Now Kirby was mentioning some kind of silly Group MOA numbers for that range but my math was not working well at this point. He did say that my last 3 shot were well within 3/4moa at that range I feel confident that they would have slayed a deer.
Now, I'm not telling you all this to brag , I am telling you this to illustrate what a genius of a gunsmith Kirby is and what a wonderful and patient teacher he is too. And a kind and generous person as well, And the moral of this story, you really can teach and old fart, I mean dog, new tricks.
AWESOME! Man am i jealous you got to spend shooting time behind those kind of rifles (That 510 is a beast), with that kind of an instructor. And that's some incredible shooting in those conditions. Really cool man, thanks for sharing.
Hey, I thought we discussed this thing before about badmouthing old farts, old dogs etc. etc.;);)
You know you're not making very many friends by showing stuff like this and telling us about it. We're stuck at home and you're over there with 'ol smiley shooting all his fancy stuff.
GOOD for you and it looks like you had a great time and did some pretty good shooting to boot. Glad you got to do it and hope you get to do it again some time. There's a method to his madness you know. He lets you shoot the big stuff and then you want one and then he just chuckles to himself and slowly starts to adjust his bankroll up another notch.;)
It was a pleasure taking you out. I only apologize for the shooting conditions. When Jim and I got out to set up the shooting bench I told him this was one of those days when you leave the rifles in the truck and wait for another day to shoot.
Jim mentioned this was a windy day. That was correct. I will only add to that that in this area, when it is calm, the shooting is great, wide open clean air.
When its windy, well for example during our shooting session, 30 yards off the muzzle we had an updraft of around 20-25 mph from our right up at around a 45 degree angle from the lip of the rim we were shooting off from. Then from around 200 to 800 yards, we were dealing with a 15-18 mph wind from our 10:00.
At around 1000 to 1300 yards, there was a roughly 10-15 mph wind from our 7:00 position. THen from around 1300 to the farthest target at 1620 yards, there was a 10 to 15 mph down draft. TO say judging these conditions is difficult is an understatement. That is why generally this is not our preferred shooting area when its windy. That said, Jim did very well, he dialed in the corrections perfectly and shot very well in spite of the very bity wind.

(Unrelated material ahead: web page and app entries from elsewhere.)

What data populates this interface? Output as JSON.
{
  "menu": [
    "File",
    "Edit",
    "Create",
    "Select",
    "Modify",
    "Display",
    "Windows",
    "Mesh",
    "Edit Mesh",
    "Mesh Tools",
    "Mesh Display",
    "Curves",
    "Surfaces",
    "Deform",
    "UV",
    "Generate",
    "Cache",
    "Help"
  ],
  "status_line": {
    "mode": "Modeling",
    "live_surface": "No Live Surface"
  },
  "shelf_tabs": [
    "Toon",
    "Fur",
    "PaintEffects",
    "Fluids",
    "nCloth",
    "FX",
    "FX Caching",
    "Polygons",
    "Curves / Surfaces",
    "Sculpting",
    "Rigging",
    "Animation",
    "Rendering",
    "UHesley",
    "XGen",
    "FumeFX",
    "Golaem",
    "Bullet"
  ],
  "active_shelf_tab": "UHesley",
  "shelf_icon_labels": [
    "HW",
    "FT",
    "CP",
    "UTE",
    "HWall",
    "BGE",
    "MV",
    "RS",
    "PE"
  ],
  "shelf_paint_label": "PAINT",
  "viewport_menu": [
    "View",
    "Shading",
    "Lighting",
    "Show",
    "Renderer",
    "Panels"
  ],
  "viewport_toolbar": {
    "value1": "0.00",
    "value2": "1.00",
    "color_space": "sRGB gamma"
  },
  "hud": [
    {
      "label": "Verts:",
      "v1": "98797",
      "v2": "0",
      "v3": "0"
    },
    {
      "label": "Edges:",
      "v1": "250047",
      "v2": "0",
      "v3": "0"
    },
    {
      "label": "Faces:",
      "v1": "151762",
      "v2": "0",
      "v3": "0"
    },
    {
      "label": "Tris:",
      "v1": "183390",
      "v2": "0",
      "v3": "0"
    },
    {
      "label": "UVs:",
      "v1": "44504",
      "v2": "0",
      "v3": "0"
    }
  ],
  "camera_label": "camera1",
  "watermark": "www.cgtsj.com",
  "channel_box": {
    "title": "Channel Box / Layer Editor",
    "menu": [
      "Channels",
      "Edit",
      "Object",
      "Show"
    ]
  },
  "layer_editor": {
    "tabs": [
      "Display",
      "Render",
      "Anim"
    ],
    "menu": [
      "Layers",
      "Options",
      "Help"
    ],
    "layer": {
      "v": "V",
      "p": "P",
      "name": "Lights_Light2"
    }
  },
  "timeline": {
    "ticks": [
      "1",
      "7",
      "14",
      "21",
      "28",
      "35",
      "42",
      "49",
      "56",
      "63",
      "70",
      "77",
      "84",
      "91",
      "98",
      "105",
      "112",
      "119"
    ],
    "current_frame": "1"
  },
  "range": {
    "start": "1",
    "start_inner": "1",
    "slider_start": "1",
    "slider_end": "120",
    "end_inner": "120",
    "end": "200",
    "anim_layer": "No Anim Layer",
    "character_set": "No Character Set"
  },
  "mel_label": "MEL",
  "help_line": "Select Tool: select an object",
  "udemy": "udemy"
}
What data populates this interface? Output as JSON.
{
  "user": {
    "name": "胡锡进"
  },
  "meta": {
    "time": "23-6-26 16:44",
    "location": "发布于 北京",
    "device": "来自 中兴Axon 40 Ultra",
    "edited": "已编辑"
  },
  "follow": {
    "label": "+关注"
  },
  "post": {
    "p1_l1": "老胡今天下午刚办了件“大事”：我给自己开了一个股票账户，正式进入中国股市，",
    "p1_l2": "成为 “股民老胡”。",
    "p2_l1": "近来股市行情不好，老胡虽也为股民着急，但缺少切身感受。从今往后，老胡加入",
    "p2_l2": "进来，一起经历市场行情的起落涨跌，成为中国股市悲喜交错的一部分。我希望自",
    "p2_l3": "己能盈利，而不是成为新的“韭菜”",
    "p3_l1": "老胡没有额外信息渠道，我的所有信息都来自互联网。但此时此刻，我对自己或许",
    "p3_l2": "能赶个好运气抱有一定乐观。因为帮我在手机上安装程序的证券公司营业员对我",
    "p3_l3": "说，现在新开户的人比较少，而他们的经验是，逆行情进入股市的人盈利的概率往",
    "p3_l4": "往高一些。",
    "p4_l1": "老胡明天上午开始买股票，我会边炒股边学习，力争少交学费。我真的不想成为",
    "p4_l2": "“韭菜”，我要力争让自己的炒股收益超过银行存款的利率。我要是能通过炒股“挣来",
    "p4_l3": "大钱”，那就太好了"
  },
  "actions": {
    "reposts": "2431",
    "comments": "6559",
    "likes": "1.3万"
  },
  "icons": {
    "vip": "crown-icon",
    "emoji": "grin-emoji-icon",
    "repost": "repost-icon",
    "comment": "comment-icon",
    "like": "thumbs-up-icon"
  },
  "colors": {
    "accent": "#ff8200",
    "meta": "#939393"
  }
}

While I was unpacking the gongs I noticed a slight dent on the cross bar dead center above the two impacts on the gong. That was the second shot Jim referred to that missed the gong. CTC, the three shots went into 12.5". Roughly 3/4 moa with two of them landing in a very tight 3.1" ctc pair!!! I am sure the high shot was simply shift in wind, probably the updrafts we were playing with. It does not take all that much change this close to the muzzle to effect the bullet impact 12" at 1620 yards.
All in all, with a rifle that I have not fine tuned the drop chart yet for, I think you did very well, extremely well considering the conditions. If it had been calm, you would obviously gotten board ringing that gong. Well, not board but it would not have been difficult for you.

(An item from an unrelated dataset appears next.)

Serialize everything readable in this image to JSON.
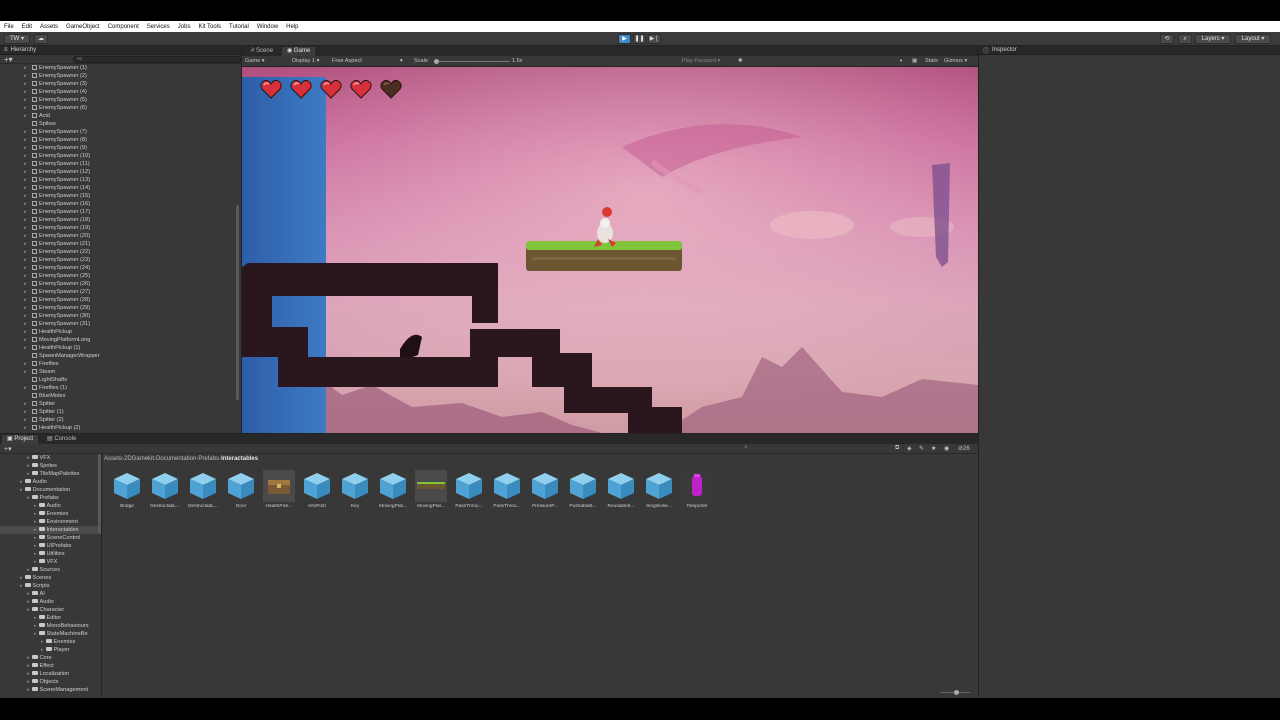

As far as the 300 AX with the 200 gr Accubond, we were just shooting in conditions more then that bullet could handle at these ranges. It was fun to shoot however.
Anyway, we will do this again when it warms up a bit more and the wind dies down. THen we will push well past 2000 yards and you will suprise yourself again at how well you will be able to shoot at these ranges.
Again, good shooting, and it was a pleasure to spend the morning with you.
Allen Precision Shooting
Home of the Allen Magnum, Allen Xpress and Allen Tactical Wildcats and the Painkiller Muzzle brakes.
Thanks again, I am still on cloud nine! Like ss7mm said, you have a method, and now I'm schemeing. Let's see, if I cut down the amount of milk and eggs we use, quit driving, and stop taking my meds, how long will it take to save enough ........... Oh well, I'll just have to wait until we get a nicer day to fuel that fever some more. Thanks again for a morning of shooting I wont soon forget.